by Jake McMillan
Kids are quite clearly young and pensioners are obviously old farts, but at what age do you stop being considered young and when do you start being old?Perception of age has changed over the last generation or so. You will have heard 40 is the new 30 I am sure, but what does that really mean and what does that make 30 then? Well, let’s clear all this age nonsense up.
24 is the last age you are officially young. You have not yet reached the mid point of your twenties and so you can still legitimately be considered young.
25 is a no mans land age. You are neither young nor old.
26 is the beginning of oldness to which there are many stages. At 26 you can no longer be described as young as you have crossed over that mid-20s marker and definitely have 30 clear in your sights. You will have left any education long behind and be firmly on your way career-wise.
30 is the next milestone to be reached. However, just like 40 year olds today are considered to be the equivalent of 30 year olds in previous generations, 30 year olds are now the new 25 year olds. Being 30 is not quite the massive milestone it once was as although you are no longer in your 20s (which sucks big time), society does not expect or judge you necessarily to have progressed in areas such as career, marriage, family and home ownership like it used to. In 2011, being 33 and being single and renting your home is perfectly fine, whereas in 1961 it would have been different.
40 is the new 30 as we all know with the expectations of a 40 year old in terms of where they are in their life comparable to what they used to be for a 30 year old a couple of generations ago. When you reach your 40s you are starting that ‘middle age’. You are old, but you are not dead yet.

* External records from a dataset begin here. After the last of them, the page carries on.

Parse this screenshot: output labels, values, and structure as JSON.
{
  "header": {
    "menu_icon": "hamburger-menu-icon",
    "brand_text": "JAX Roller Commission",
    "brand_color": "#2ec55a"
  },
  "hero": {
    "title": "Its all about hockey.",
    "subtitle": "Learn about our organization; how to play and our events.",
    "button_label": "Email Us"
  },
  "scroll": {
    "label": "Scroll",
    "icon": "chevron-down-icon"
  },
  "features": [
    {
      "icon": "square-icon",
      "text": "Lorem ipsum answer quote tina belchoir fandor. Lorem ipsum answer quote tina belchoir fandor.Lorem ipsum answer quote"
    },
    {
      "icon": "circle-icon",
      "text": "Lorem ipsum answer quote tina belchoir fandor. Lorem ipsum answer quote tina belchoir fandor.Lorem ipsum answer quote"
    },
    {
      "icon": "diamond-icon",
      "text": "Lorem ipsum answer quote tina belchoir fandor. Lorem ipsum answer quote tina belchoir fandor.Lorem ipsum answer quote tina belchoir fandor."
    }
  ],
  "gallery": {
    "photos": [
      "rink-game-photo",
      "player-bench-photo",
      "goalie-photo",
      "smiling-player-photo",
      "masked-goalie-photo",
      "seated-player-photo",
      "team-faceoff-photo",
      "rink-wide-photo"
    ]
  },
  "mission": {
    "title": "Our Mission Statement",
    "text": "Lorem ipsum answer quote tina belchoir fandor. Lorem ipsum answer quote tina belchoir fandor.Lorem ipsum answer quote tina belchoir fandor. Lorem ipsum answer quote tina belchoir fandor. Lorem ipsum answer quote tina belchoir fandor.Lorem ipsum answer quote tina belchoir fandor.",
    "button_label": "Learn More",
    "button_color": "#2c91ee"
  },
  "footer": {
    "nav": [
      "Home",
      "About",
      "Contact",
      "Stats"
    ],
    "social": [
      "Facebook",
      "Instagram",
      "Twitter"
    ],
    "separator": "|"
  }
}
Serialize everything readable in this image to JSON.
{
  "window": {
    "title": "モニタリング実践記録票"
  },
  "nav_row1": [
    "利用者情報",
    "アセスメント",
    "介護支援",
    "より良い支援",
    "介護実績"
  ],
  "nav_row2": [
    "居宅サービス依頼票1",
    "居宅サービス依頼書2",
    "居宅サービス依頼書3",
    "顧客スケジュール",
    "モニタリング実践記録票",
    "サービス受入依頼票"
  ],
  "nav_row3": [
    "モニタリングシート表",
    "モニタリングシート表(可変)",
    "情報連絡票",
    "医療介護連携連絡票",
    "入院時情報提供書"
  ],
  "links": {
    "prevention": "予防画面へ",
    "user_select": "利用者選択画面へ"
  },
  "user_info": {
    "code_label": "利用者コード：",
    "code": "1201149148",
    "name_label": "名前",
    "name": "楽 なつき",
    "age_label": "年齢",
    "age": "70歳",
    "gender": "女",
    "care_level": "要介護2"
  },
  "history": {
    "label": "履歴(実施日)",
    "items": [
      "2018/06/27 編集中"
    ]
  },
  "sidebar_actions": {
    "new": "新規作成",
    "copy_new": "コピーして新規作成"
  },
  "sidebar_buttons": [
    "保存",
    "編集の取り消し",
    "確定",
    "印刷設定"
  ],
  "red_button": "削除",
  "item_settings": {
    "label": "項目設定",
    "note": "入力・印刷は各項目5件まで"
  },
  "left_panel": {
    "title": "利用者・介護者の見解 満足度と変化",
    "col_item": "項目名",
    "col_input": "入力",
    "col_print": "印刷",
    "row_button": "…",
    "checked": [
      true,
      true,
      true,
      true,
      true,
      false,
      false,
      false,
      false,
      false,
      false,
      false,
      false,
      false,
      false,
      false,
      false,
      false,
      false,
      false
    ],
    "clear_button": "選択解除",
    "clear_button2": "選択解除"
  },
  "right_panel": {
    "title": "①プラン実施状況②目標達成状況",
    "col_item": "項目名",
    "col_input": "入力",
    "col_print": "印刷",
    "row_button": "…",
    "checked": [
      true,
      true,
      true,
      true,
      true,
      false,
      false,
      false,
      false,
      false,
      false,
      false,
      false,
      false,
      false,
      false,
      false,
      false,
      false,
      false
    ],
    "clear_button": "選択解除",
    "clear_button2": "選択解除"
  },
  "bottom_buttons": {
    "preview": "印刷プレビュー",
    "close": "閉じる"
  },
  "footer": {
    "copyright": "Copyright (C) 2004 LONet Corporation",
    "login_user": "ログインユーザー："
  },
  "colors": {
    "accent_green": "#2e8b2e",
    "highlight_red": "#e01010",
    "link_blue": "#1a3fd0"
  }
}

So is 50 the new 40? Yes, the logic carries through to being 50 compared to societal expectations of 40 year olds 40-50 years ago. The same applies to 60 being the new 50.
And is 70 the knew 60? I’m too young care.